**TASK TO CARRY OUT**.
Nothing should be left out when you copy the entries below.

**INPUT DATA**.

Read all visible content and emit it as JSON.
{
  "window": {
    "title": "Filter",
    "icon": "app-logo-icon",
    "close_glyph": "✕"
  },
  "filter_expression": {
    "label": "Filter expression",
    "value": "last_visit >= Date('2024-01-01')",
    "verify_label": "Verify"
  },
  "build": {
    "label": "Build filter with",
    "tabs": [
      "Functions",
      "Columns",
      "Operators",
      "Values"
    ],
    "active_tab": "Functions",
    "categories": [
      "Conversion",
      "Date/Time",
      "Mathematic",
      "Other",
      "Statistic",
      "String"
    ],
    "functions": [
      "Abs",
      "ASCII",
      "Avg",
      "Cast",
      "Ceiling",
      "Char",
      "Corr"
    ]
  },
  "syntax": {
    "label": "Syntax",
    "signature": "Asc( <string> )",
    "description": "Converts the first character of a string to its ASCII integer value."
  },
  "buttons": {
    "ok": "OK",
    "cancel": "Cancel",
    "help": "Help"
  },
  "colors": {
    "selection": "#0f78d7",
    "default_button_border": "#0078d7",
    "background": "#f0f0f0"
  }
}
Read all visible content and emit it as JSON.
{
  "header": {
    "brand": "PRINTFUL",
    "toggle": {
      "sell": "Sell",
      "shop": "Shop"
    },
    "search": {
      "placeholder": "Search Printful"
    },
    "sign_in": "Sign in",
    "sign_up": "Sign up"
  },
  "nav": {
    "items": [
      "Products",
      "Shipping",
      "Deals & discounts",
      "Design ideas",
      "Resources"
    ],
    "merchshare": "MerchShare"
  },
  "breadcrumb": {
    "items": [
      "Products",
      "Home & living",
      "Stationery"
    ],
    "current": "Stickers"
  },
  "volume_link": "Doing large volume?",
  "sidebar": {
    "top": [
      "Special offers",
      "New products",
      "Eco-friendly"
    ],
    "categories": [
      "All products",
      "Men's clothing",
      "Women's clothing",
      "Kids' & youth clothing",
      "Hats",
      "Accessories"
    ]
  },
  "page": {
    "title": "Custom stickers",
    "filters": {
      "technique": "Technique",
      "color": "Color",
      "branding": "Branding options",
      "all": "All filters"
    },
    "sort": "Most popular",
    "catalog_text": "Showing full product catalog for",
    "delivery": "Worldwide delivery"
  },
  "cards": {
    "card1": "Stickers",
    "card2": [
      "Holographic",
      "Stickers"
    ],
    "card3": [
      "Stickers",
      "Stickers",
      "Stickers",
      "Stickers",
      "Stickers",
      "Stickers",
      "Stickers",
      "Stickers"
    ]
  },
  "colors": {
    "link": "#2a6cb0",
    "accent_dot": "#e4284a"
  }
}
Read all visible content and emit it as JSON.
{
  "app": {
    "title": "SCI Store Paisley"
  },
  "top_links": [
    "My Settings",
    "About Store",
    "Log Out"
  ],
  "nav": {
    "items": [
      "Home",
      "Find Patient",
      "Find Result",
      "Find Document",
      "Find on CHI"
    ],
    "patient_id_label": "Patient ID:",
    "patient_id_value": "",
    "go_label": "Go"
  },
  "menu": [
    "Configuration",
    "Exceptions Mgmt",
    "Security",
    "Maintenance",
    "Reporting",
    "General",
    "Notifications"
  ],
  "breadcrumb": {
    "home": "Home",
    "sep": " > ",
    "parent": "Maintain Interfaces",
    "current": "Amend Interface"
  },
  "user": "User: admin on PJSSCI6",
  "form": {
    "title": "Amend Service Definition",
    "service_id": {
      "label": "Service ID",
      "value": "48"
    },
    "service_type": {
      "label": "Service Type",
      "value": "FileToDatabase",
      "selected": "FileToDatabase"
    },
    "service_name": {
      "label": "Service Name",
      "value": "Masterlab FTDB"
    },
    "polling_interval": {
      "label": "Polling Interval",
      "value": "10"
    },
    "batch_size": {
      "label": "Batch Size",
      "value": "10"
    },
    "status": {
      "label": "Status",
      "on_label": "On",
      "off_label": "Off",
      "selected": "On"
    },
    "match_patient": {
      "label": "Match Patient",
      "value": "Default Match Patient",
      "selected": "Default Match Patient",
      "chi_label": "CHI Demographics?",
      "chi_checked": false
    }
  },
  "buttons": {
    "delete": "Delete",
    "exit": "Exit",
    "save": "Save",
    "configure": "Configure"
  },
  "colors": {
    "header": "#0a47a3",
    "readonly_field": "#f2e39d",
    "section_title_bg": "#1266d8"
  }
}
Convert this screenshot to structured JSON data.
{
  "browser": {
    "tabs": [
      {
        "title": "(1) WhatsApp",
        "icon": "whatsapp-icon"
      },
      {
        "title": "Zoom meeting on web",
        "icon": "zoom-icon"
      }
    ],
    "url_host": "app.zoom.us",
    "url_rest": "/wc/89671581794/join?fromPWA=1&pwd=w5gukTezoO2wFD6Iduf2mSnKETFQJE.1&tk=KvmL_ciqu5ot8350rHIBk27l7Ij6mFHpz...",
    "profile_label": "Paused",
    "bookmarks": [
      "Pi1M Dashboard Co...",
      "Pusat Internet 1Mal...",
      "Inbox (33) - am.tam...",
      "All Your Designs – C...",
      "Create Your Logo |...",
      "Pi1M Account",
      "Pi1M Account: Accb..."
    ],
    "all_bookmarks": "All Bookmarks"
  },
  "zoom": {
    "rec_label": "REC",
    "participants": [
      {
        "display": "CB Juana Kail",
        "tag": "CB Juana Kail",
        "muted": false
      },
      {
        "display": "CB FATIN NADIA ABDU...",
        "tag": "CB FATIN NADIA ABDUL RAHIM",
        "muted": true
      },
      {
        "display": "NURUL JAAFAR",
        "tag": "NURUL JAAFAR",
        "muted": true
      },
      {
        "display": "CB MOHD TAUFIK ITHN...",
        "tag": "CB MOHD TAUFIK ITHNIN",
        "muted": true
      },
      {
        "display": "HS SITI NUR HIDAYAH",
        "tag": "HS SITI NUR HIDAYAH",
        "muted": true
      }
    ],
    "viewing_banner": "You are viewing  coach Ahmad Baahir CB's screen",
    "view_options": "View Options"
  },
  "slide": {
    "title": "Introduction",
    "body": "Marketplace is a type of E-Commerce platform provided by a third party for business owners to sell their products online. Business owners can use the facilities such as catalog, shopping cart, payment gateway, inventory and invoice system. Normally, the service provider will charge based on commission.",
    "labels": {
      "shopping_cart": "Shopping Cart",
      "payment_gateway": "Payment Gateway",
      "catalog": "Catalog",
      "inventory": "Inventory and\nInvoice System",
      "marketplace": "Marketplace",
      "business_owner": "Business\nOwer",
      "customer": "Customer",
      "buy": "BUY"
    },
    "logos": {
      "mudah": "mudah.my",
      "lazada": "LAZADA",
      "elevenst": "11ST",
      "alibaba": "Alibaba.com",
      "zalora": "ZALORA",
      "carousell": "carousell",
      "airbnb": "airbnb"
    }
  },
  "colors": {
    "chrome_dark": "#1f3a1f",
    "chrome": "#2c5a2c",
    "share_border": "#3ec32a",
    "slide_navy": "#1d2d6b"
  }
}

**TASK RESPONSE**.
Read all visible content and emit it as JSON.
{
  "window": {
    "title": "Filter",
    "icon": "app-logo-icon",
    "close_glyph": "✕"
  },
  "filter_expression": {
    "label": "Filter expression",
    "value": "last_visit >= Date('2024-01-01')",
    "verify_label": "Verify"
  },
  "build": {
    "label": "Build filter with",
    "tabs": [
      "Functions",
      "Columns",
      "Operators",
      "Values"
    ],
    "active_tab": "Functions",
    "categories": [
      "Conversion",
      "Date/Time",
      "Mathematic",
      "Other",
      "Statistic",
      "String"
    ],
    "functions": [
      "Abs",
      "ASCII",
      "Avg",
      "Cast",
      "Ceiling",
      "Char",
      "Corr"
    ]
  },
  "syntax": {
    "label": "Syntax",
    "signature": "Asc( <string> )",
    "description": "Converts the first character of a string to its ASCII integer value."
  },
  "buttons": {
    "ok": "OK",
    "cancel": "Cancel",
    "help": "Help"
  },
  "colors": {
    "selection": "#0f78d7",
    "default_button_border": "#0078d7",
    "background": "#f0f0f0"
  }
}
Read all visible content and emit it as JSON.
{
  "header": {
    "brand": "PRINTFUL",
    "toggle": {
      "sell": "Sell",
      "shop": "Shop"
    },
    "search": {
      "placeholder": "Search Printful"
    },
    "sign_in": "Sign in",
    "sign_up": "Sign up"
  },
  "nav": {
    "items": [
      "Products",
      "Shipping",
      "Deals & discounts",
      "Design ideas",
      "Resources"
    ],
    "merchshare": "MerchShare"
  },
  "breadcrumb": {
    "items": [
      "Products",
      "Home & living",
      "Stationery"
    ],
    "current": "Stickers"
  },
  "volume_link": "Doing large volume?",
  "sidebar": {
    "top": [
      "Special offers",
      "New products",
      "Eco-friendly"
    ],
    "categories": [
      "All products",
      "Men's clothing",
      "Women's clothing",
      "Kids' & youth clothing",
      "Hats",
      "Accessories"
    ]
  },
  "page": {
    "title": "Custom stickers",
    "filters": {
      "technique": "Technique",
      "color": "Color",
      "branding": "Branding options",
      "all": "All filters"
    },
    "sort": "Most popular",
    "catalog_text": "Showing full product catalog for",
    "delivery": "Worldwide delivery"
  },
  "cards": {
    "card1": "Stickers",
    "card2": [
      "Holographic",
      "Stickers"
    ],
    "card3": [
      "Stickers",
      "Stickers",
      "Stickers",
      "Stickers",
      "Stickers",
      "Stickers",
      "Stickers",
      "Stickers"
    ]
  },
  "colors": {
    "link": "#2a6cb0",
    "accent_dot": "#e4284a"
  }
}
Read all visible content and emit it as JSON.
{
  "app": {
    "title": "SCI Store Paisley"
  },
  "top_links": [
    "My Settings",
    "About Store",
    "Log Out"
  ],
  "nav": {
    "items": [
      "Home",
      "Find Patient",
      "Find Result",
      "Find Document",
      "Find on CHI"
    ],
    "patient_id_label": "Patient ID:",
    "patient_id_value": "",
    "go_label": "Go"
  },
  "menu": [
    "Configuration",
    "Exceptions Mgmt",
    "Security",
    "Maintenance",
    "Reporting",
    "General",
    "Notifications"
  ],
  "breadcrumb": {
    "home": "Home",
    "sep": " > ",
    "parent": "Maintain Interfaces",
    "current": "Amend Interface"
  },
  "user": "User: admin on PJSSCI6",
  "form": {
    "title": "Amend Service Definition",
    "service_id": {
      "label": "Service ID",
      "value": "48"
    },
    "service_type": {
      "label": "Service Type",
      "value": "FileToDatabase",
      "selected": "FileToDatabase"
    },
    "service_name": {
      "label": "Service Name",
      "value": "Masterlab FTDB"
    },
    "polling_interval": {
      "label": "Polling Interval",
      "value": "10"
    },
    "batch_size": {
      "label": "Batch Size",
      "value": "10"
    },
    "status": {
      "label": "Status",
      "on_label": "On",
      "off_label": "Off",
      "selected": "On"
    },
    "match_patient": {
      "label": "Match Patient",
      "value": "Default Match Patient",
      "selected": "Default Match Patient",
      "chi_label": "CHI Demographics?",
      "chi_checked": false
    }
  },
  "buttons": {
    "delete": "Delete",
    "exit": "Exit",
    "save": "Save",
    "configure": "Configure"
  },
  "colors": {
    "header": "#0a47a3",
    "readonly_field": "#f2e39d",
    "section_title_bg": "#1266d8"
  }
}
Convert this screenshot to structured JSON data.
{
  "browser": {
    "tabs": [
      {
        "title": "(1) WhatsApp",
        "icon": "whatsapp-icon"
      },
      {
        "title": "Zoom meeting on web",
        "icon": "zoom-icon"
      }
    ],
    "url_host": "app.zoom.us",
    "url_rest": "/wc/89671581794/join?fromPWA=1&pwd=w5gukTezoO2wFD6Iduf2mSnKETFQJE.1&tk=KvmL_ciqu5ot8350rHIBk27l7Ij6mFHpz...",
    "profile_label": "Paused",
    "bookmarks": [
      "Pi1M Dashboard Co...",
      "Pusat Internet 1Mal...",
      "Inbox (33) - am.tam...",
      "All Your Designs – C...",
      "Create Your Logo |...",
      "Pi1M Account",
      "Pi1M Account: Accb..."
    ],
    "all_bookmarks": "All Bookmarks"
  },
  "zoom": {
    "rec_label": "REC",
    "participants": [
      {
        "display": "CB Juana Kail",
        "tag": "CB Juana Kail",
        "muted": false
      },
      {
        "display": "CB FATIN NADIA ABDU...",
        "tag": "CB FATIN NADIA ABDUL RAHIM",
        "muted": true
      },
      {
        "display": "NURUL JAAFAR",
        "tag": "NURUL JAAFAR",
        "muted": true
      },
      {
        "display": "CB MOHD TAUFIK ITHN...",
        "tag": "CB MOHD TAUFIK ITHNIN",
        "muted": true
      },
      {
        "display": "HS SITI NUR HIDAYAH",
        "tag": "HS SITI NUR HIDAYAH",
        "muted": true
      }
    ],
    "viewing_banner": "You are viewing  coach Ahmad Baahir CB's screen",
    "view_options": "View Options"
  },
  "slide": {
    "title": "Introduction",
    "body": "Marketplace is a type of E-Commerce platform provided by a third party for business owners to sell their products online. Business owners can use the facilities such as catalog, shopping cart, payment gateway, inventory and invoice system. Normally, the service provider will charge based on commission.",
    "labels": {
      "shopping_cart": "Shopping Cart",
      "payment_gateway": "Payment Gateway",
      "catalog": "Catalog",
      "inventory": "Inventory and\nInvoice System",
      "marketplace": "Marketplace",
      "business_owner": "Business\nOwer",
      "customer": "Customer",
      "buy": "BUY"
    },
    "logos": {
      "mudah": "mudah.my",
      "lazada": "LAZADA",
      "elevenst": "11ST",
      "alibaba": "Alibaba.com",
      "zalora": "ZALORA",
      "carousell": "carousell",
      "airbnb": "airbnb"
    }
  },
  "colors": {
    "chrome_dark": "#1f3a1f",
    "chrome": "#2c5a2c",
    "share_border": "#3ec32a",
    "slide_navy": "#1d2d6b"
  }
}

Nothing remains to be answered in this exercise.